Didn’t he/she make a poor choice and is it okay to be angry with them? They did make a very poor choice and research has found that many young people who survived a suicide attempt are very glad to be alive and never attempted suicide again. You have permission for any and all your feelings in the aftermath of suicide and it is okay to be angry with them.
Isn’t someone or something to blame for this suicide? The suicide victim made a very poor choice and there is no one to blame. The decision to die by suicide involved every interaction and experience throughout the young person’s entire life up until the moment they died and yet it did not have to happen. It is the fault of no one.
How can I cope with this suicide? It is important to remember what or who has helped you cope when you have had to deal with sad things in your life before. Please turn to the important adults in your life for help and share your feelings with them. It is important to maintain normal routines, proper sleeping and eating habits and to engage in regular exercise. Please avoid drugs and alcohol. Resiliency which is the ability to bounce back from adversity is a learned behavior. Everyone does the best when surrounded by friends and family who care about us and by viewing the future in a positive manner.
What is an appropriate memorial to a suicide victim? The most appropriate memorial is a living one such as a scholarship fund or contributions to support suicide prevention. The American Association of Suicidology cautions that permanent markers or memorials such as plaques or trees planted in memory of the deceased dramatize and glorify their actions. Special pages in yearbooks or school activities dedicated to the suicide victim are also not recommended as anything that glorifies the suicide victim will contribute to other teenagers considering suicide.
How serious is the problem of youth suicide? It is the third leading cause of death for teenagers and the eighth leading cause of death for all Americans. Approximately 30,000 Americans die by suicide each year.

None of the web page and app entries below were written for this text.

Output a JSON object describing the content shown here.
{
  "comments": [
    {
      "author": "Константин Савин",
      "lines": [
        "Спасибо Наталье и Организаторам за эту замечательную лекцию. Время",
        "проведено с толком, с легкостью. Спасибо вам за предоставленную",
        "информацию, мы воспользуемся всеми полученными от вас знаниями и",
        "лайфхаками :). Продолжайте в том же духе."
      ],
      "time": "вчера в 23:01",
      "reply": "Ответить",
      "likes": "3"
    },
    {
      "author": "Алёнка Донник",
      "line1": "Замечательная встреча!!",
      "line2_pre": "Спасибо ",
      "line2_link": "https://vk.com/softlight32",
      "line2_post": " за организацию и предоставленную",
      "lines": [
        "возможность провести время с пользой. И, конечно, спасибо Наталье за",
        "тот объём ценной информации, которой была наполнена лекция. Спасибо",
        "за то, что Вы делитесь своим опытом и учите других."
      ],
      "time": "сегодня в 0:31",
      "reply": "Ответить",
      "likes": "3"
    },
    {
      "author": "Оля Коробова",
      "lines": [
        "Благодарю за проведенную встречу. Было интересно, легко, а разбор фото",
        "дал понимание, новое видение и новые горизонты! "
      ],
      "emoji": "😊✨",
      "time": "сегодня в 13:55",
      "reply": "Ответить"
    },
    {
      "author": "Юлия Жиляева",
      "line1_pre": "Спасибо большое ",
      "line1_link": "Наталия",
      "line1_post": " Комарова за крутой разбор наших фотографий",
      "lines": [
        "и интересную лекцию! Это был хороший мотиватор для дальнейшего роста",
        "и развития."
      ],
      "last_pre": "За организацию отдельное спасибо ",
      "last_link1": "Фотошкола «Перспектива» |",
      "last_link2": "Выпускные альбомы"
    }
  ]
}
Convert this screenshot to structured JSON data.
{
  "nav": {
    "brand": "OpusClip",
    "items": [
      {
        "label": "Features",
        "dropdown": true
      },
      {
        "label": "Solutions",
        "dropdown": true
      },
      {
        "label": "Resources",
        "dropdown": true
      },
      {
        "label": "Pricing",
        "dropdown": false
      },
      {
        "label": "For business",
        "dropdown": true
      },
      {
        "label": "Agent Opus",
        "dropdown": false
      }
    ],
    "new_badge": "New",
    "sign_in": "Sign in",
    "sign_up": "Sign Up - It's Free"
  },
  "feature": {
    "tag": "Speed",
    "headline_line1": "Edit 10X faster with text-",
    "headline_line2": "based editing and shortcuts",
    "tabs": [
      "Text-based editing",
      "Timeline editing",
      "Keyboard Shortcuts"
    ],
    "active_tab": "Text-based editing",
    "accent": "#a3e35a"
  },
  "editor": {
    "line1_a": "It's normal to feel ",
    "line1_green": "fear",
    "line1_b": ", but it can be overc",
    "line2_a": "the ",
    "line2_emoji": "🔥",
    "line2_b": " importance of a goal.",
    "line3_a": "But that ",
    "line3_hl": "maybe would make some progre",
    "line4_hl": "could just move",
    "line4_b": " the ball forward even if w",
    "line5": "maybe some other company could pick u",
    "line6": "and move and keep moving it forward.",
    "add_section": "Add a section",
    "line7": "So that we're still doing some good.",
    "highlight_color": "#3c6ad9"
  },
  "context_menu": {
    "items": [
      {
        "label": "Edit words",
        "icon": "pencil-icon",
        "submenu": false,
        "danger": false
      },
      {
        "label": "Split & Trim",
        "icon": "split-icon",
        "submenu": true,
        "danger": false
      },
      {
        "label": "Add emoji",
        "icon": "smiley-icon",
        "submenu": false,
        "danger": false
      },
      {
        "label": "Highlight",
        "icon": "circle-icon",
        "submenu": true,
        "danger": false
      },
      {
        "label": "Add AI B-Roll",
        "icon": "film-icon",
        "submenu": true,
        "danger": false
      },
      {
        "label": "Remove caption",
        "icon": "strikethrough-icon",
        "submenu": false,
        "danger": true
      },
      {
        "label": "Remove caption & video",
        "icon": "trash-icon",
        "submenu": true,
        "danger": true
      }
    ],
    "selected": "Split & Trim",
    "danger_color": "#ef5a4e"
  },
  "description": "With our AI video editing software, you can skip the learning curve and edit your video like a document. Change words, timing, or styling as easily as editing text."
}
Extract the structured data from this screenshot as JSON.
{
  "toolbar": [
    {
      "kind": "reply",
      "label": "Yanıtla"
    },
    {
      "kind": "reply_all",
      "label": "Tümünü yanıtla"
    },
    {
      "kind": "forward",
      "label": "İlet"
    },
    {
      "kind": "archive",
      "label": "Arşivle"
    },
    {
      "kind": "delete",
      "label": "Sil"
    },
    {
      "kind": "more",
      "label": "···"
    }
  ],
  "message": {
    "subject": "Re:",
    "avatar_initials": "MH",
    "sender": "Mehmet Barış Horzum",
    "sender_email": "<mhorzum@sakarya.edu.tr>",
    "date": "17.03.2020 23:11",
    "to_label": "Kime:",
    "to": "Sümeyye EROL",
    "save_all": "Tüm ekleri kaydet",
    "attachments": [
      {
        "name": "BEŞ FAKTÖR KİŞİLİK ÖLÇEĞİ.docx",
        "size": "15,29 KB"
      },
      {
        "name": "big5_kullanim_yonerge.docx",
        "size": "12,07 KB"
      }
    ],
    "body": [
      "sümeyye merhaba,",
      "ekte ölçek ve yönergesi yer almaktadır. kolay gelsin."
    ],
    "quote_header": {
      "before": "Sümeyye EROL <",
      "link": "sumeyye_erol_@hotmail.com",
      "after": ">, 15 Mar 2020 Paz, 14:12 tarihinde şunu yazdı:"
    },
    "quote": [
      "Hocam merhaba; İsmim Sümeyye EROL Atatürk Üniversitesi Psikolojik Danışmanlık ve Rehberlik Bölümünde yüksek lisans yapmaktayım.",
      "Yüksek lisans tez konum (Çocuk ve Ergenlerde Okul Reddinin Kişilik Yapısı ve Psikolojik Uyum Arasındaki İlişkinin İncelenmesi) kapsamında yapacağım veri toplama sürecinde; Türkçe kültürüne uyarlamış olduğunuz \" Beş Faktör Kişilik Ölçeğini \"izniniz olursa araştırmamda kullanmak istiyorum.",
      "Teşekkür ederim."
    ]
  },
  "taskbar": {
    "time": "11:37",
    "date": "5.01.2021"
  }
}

What are the warning signs of suicide? The most common signs are the following: making a suicide attempt, verbal and written statements about death and suicide, fascination and preoccupation with death, giving away of prized possessions, saying goodbye to friends and family, making out wills, and dramatic changes in behavior and personality.
What should I do if I believe someone to be suicidal? Listen to them, support them and let them know that they are not the first person to feels this way. There is help available and mental health professionals such as counselors and psychologists have special training to help young people who are suicidal. Do not keep a secret about suicidal behavior and save a life by getting adult help as that is what a good friend does and someday your friend will thank you.
How does the crisis hotline work? We are very fortunate in Houston to have a certified crisis hotline that is available 24 hours a day and manned by trained volunteers. The number is 713-Hotline. There is also a national suicide hotline and that can be reached via 1-800-Suicide.
How can I make a difference in suicide prevention? Know the warnings signs, listen to your friends carefully, do not hesitate to get adult help and, remember that most youth suicides can be prevented. High school students can volunteer and be trained to answer the Teenline. Please, contact the Houston Crisis Hotline for more information. One person can make the difference and prevent a suicide!
Where can I go for more information about preventing suicide? Contact the American Association of Suicidology at www.suicidology.org or the Yellow Ribbon Suicide Prevention Program at www.yellowribbon.org
©2003, National Association of School Psychologists, 4340 East West Highway #402, Bethesda, MD 20814, 301-657-0270, www.nasponline.org